Law enforcement has a tough job these days. We value the protection they provide to us and are grateful for their service. But it is rare when we can say that we also admire their creativity. Marietta police have gone rogue and creative in catching distracted drivers as they carried on with their texts, tweets and emails. Perhaps some readers actually saw this activity recently as Marietta police stood on the streets looking like they were part of a construction crew, when in fact they were observing distracted drivers and catching them on the spot. As drivers drove through the “construction site” officers were observing first hand the illegal activity of the drivers, essentially catching them while they texted or otherwise read or wrote on their devices. They then would radio ahead to waiting police cars that pulled them over.

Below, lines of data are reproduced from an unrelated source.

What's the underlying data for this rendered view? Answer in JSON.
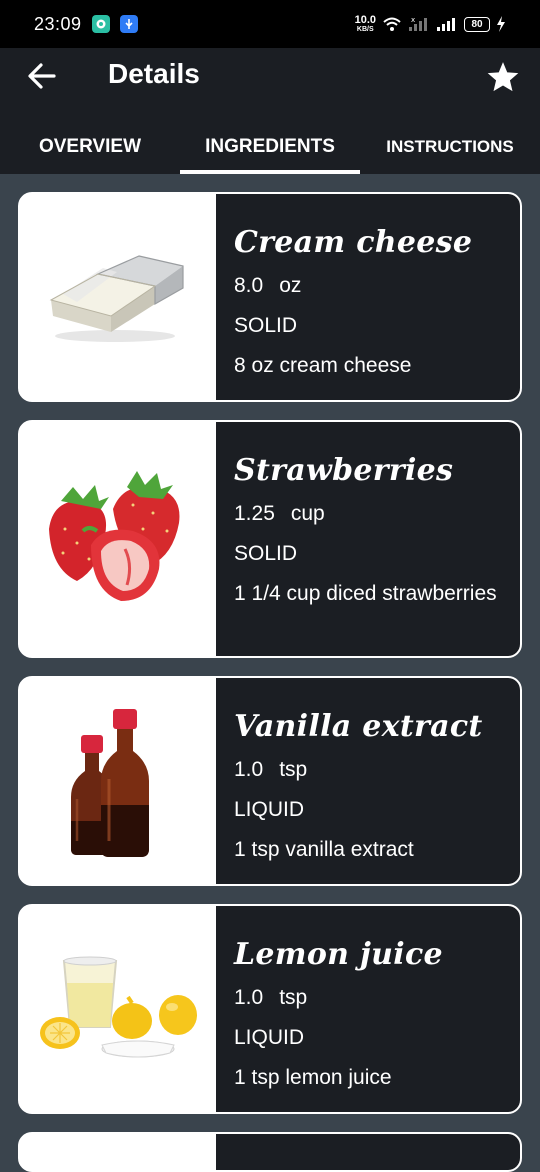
{
  "status_bar": {
    "time": "23:09",
    "net_speed_value": "10.0",
    "net_speed_unit": "KB/S",
    "battery": "80"
  },
  "app_bar": {
    "title": "Details",
    "back_icon": "arrow-left-icon",
    "favorite_icon": "star-icon"
  },
  "tabs": [
    {
      "label": "OVERVIEW",
      "selected": false
    },
    {
      "label": "INGREDIENTS",
      "selected": true
    },
    {
      "label": "INSTRUCTIONS",
      "selected": false
    }
  ],
  "ingredients": [
    {
      "name": "Cream cheese",
      "amount": "8.0",
      "unit": "oz",
      "type": "SOLID",
      "description": "8 oz cream cheese",
      "image": "cream-cheese-image"
    },
    {
      "name": "Strawberries",
      "amount": "1.25",
      "unit": "cup",
      "type": "SOLID",
      "description": "1 1/4 cup diced strawberries",
      "image": "strawberries-image"
    },
    {
      "name": "Vanilla extract",
      "amount": "1.0",
      "unit": "tsp",
      "type": "LIQUID",
      "description": "1 tsp vanilla extract",
      "image": "vanilla-extract-image"
    },
    {
      "name": "Lemon juice",
      "amount": "1.0",
      "unit": "tsp",
      "type": "LIQUID",
      "description": "1 tsp lemon juice",
      "image": "lemon-juice-image"
    }
  ],
  "colors": {
    "app_bar": "#1b1e23",
    "background": "#3a444d",
    "card_info": "#1b1e23",
    "text": "#ffffff"
  }
}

The challenge in general for law enforcement is that it is difficult for them to determine what people are doing on their devices and see inside their vehicles. The only thing that is permitted while driving is looking at a map or checking an address. This distinction is difficult, if not impossible, for police to know which is an added challenge. Many drivers were cited or pulled over and seemed surprised by the parameters of the law — when you are on the road and use your device it doesn’t matter that you are stopped at a light. When you are on a roadway and you are looking at your phone, this is not only dangerous, it is illegal. And while your vehicle is running and you are on the road, reading or writing on your device is not permitted under Georgia law.

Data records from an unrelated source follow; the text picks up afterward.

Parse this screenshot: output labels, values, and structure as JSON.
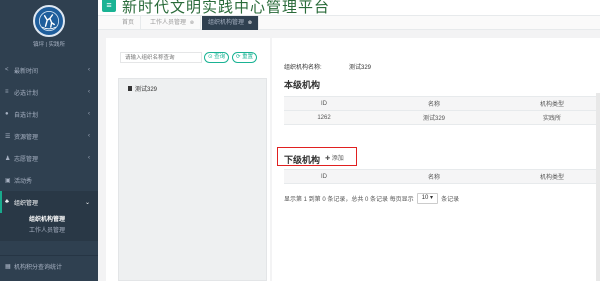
{
  "app": {
    "title": "新时代文明实践中心管理平台",
    "menu_icon": "hamburger-icon"
  },
  "profile": {
    "name": "镇坪 | 实践所",
    "logo_icon": "deer-emblem-icon"
  },
  "sidebar": {
    "items": [
      {
        "label": "最新时间",
        "icon": "share-icon"
      },
      {
        "label": "必选计划",
        "icon": "bars-icon"
      },
      {
        "label": "自选计划",
        "icon": "globe-icon"
      },
      {
        "label": "资源管理",
        "icon": "list-icon"
      },
      {
        "label": "志愿管理",
        "icon": "user-icon"
      },
      {
        "label": "活动秀",
        "icon": "image-icon"
      },
      {
        "label": "组织管理",
        "icon": "users-icon"
      }
    ],
    "sub_items": [
      {
        "label": "组织机构管理"
      },
      {
        "label": "工作人员管理"
      }
    ],
    "bottom_item": {
      "label": "机构积分查询统计",
      "icon": "table-icon"
    }
  },
  "tabs": [
    {
      "label": "首页"
    },
    {
      "label": "工作人员管理",
      "close": "⊗"
    },
    {
      "label": "组织机构管理",
      "close": "⊗"
    }
  ],
  "search": {
    "placeholder": "请输入组织名称查询",
    "query_label": "查询",
    "reset_label": "重置"
  },
  "tree": {
    "nodes": [
      {
        "label": "测试329"
      }
    ]
  },
  "detail": {
    "field_label": "组织机构名称:",
    "field_value": "测试329"
  },
  "current_org": {
    "title": "本级机构",
    "columns": [
      "ID",
      "名称",
      "机构类型"
    ],
    "rows": [
      {
        "id": "1262",
        "name": "测试329",
        "type": "实践所"
      }
    ]
  },
  "sub_orgs": {
    "title": "下级机构",
    "add_label": "添加",
    "columns": [
      "ID",
      "名称",
      "机构类型"
    ],
    "pager_prefix": "显示第 1 到第 0 条记录，总共 0 条记录 每页显示",
    "page_size": "10",
    "pager_suffix": "条记录"
  },
  "colors": {
    "sidebar": "#2f4050",
    "accent": "#1ab394",
    "highlight": "#e02020"
  }
}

We thought this would be a good time to go over Georgia law on distracted driving activities because drivers who engage in this practice can cause catastrophic injury or death and the problem is getting worse and worse. Not only do drivers put themselves in danger when they engage in distractions, they put everyone else on the road in jeopardy as well. It is not a rare occurrence to see drivers typing while driving, but also typing while stopped at a signal or in traffic. This is illegal in Georgia and tickets for this not only can add points to your license, they are costly at $150 a ticket. Using a wireless device while driving a vehicle makes it impossible for the driver to focus on all the things that are happening on the road and in his or her vehicle. Driving distracted can result in lane swerving, rear-end collisions, head-on collisions, speed variations and other extremely dangerous movements that can and do result in injury or death.
There are various types of distraction while driving, but the general categories include activities that take the driver’s eyes away from the road in front of them; removing hands from the wheel of the vehicle which is obviously necessary for proper steering, and; taking one’s mental focus away from driving. The Centers for Disease Control (CDC) warns that texting or writing while driving is particularly dangerous because all three of these factors come into play when someone is trying to type and drive. Other activities that can be distracting such as talking on the phone or eating do not involve all three of these factors.
Distracted drivers cause injury and death every day on our roads and highways. These can be devastating to victims who need legal representation to hold these drivers accountable for their actions. If you have been injured by a distracted driver please contact Scholle Law for a free consultation. We represent injured victims and we do so with tenacity and skill, as well as the highest ethical standards.